Metro ATL home prices up 9.6% in past year as fewer folks own their home: reports
By David Pendered
Two closely watched reports paint a piercing picture of housing affordability in metro Atlanta – home prices are up 9.6% in the past 12 months, and the proportion of residents who own their home is falling at a rate that leads the nation.
Nationwide, a report released Tuesday shows housing prices increased at their greatest rate in 15 years. Those looking to buy a home shouldn’t expect prices to fall in the foreseeable future, at least for new or renovated units.
Costs of labor and materials continue to rise, according to a series of Beige Book reports by the Federal Reserve. The price of framing lumber is more than twice the price in June 2020, according to March 22 report by the National Association of Home Builders.
Affordable housing isn’t likely to emerge from this handful of economic indicators. Although Atlanta has enacted an affordability code on new for-sale units in a westside neighborhood, the construction cost of the new dwellings seems likely to drive prices of the “affordable units” beyond the reach of those with budgets the size of schoolteachers.
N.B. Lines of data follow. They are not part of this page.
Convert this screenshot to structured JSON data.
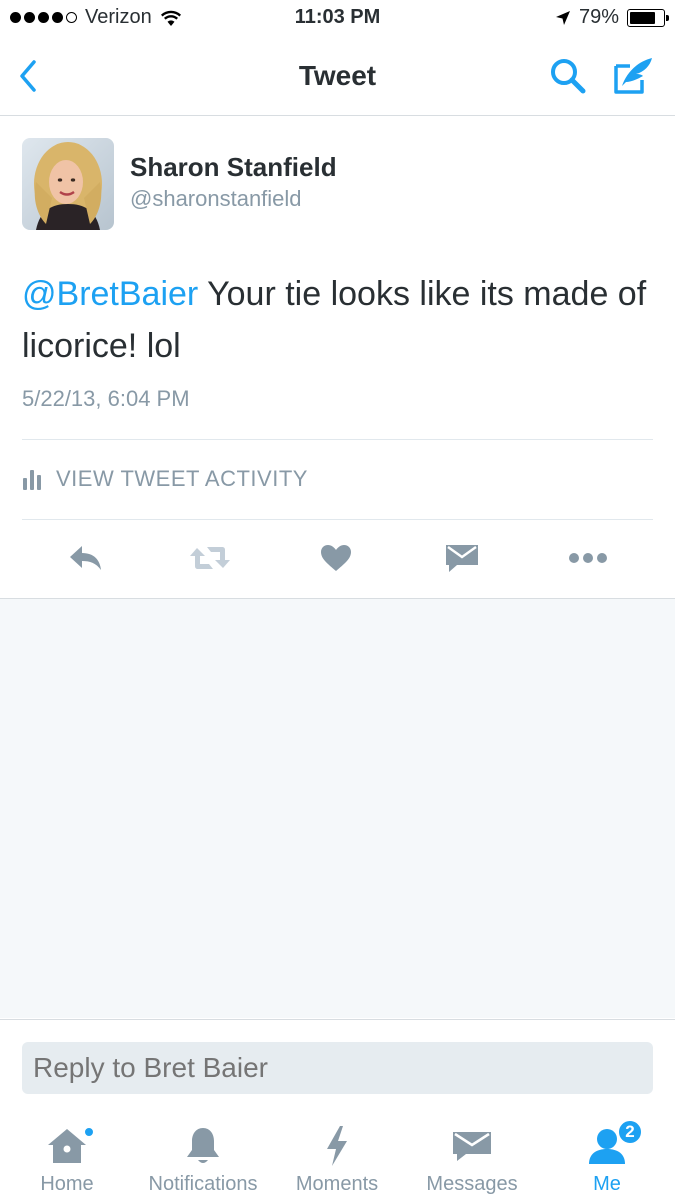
{
  "status_bar": {
    "carrier": "Verizon",
    "time": "11:03 PM",
    "battery_percent": "79%",
    "battery_level": 0.79,
    "signal_bars_filled": 4,
    "signal_bars_total": 5
  },
  "nav": {
    "title": "Tweet",
    "back_icon": "chevron-left-icon",
    "search_icon": "search-icon",
    "compose_icon": "compose-icon"
  },
  "tweet": {
    "user_name": "Sharon Stanfield",
    "user_handle": "@sharonstanfield",
    "mention": "@BretBaier",
    "text": " Your tie looks like its made of licorice! lol",
    "timestamp": "5/22/13, 6:04 PM",
    "activity_label": "VIEW TWEET ACTIVITY"
  },
  "actions": [
    "reply-icon",
    "retweet-icon",
    "like-icon",
    "direct-message-icon",
    "more-icon"
  ],
  "reply": {
    "placeholder": "Reply to Bret Baier"
  },
  "tabs": [
    {
      "label": "Home",
      "icon": "home-icon",
      "has_dot": true
    },
    {
      "label": "Notifications",
      "icon": "bell-icon"
    },
    {
      "label": "Moments",
      "icon": "lightning-icon"
    },
    {
      "label": "Messages",
      "icon": "envelope-icon"
    },
    {
      "label": "Me",
      "icon": "person-icon",
      "badge": "2",
      "active": true
    }
  ],
  "colors": {
    "accent": "#1da1f2",
    "text": "#292f33",
    "muted": "#8899a6",
    "icon_gray": "#8899a6",
    "background_gray": "#f5f8fa"
  }
}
Home prices in metro Atlanta rose 9.6% in the one-year period that ended at the close of January, according to the S&P CoreLogic Case-Shiller National Home Price Index. Nationwide, the gain was 11.2 percent, according to the index released Tuesday.
The trend of rising prices began in June 2020 and hasn’t abated, according to Craig Lazzara, managing director and global head of Index Investment Strategy at S&P DJI. He observed in a statement:
- “The strong price gains that we observed in the last half of 2020 continued into the first month of the new year. In January 2021, the National Composite Index rose by 11.2% compared to its year-ago levels.
- “The trend of accelerating prices that began in June 2020 has now reached its eighth month and is also reflected in the 10- and 20-City Composites (up 10.9% and 11.1%, respectively). The market’s strength is broadly-based: all 20 cities rose, and all 20 cities gained more in the 12 months ended in January 2021 than they had gained in the 12 months ended in December 2020.”
Meantime, the core counties in metro Atlanta experienced significant declines in the rate of homeownership, according to a report the Census released March 25. Cobb County is the only county that did not show a decline in homeowners. Declines were posted in Clayton, DeKalb, Fulton and Gwinnett, according to a collection of Census maps that record rates from 2005 to 2019.
These declines in metro Atlanta helped drive Georgia to the top of the list among states that recorded declines, according to a Census report. Georgia trailed only Arizona and Nevada in the largest proportion of homeownership declines.
Georgia’s hit its highest rate of homeownership in 2007, which was the starting point of the Great Recession. Lenders at the time wooed buyers with loans that required no or low downpayments, and terms that required little documentation.
In 2007, 68.5% was the state’s homeownership rate. By 2016, the rate was at its lowest in the past 14 years, 61.5%. The rate had rebounded to 64.1% by 2019, according to the Census report.
The Census analysts conclude their report with the reminder that the trends of the recent past may be overturned by the coronavirus pandemic:
- “The effects from the Great Recession and housing market crash were clear, resulting in widespread and long-lasting impacts to households’ abilities to own a home. While recent years have witnessed an emerg- ing rebound in homeownership, the global COVID-19 pandemic could pose a new challenge.”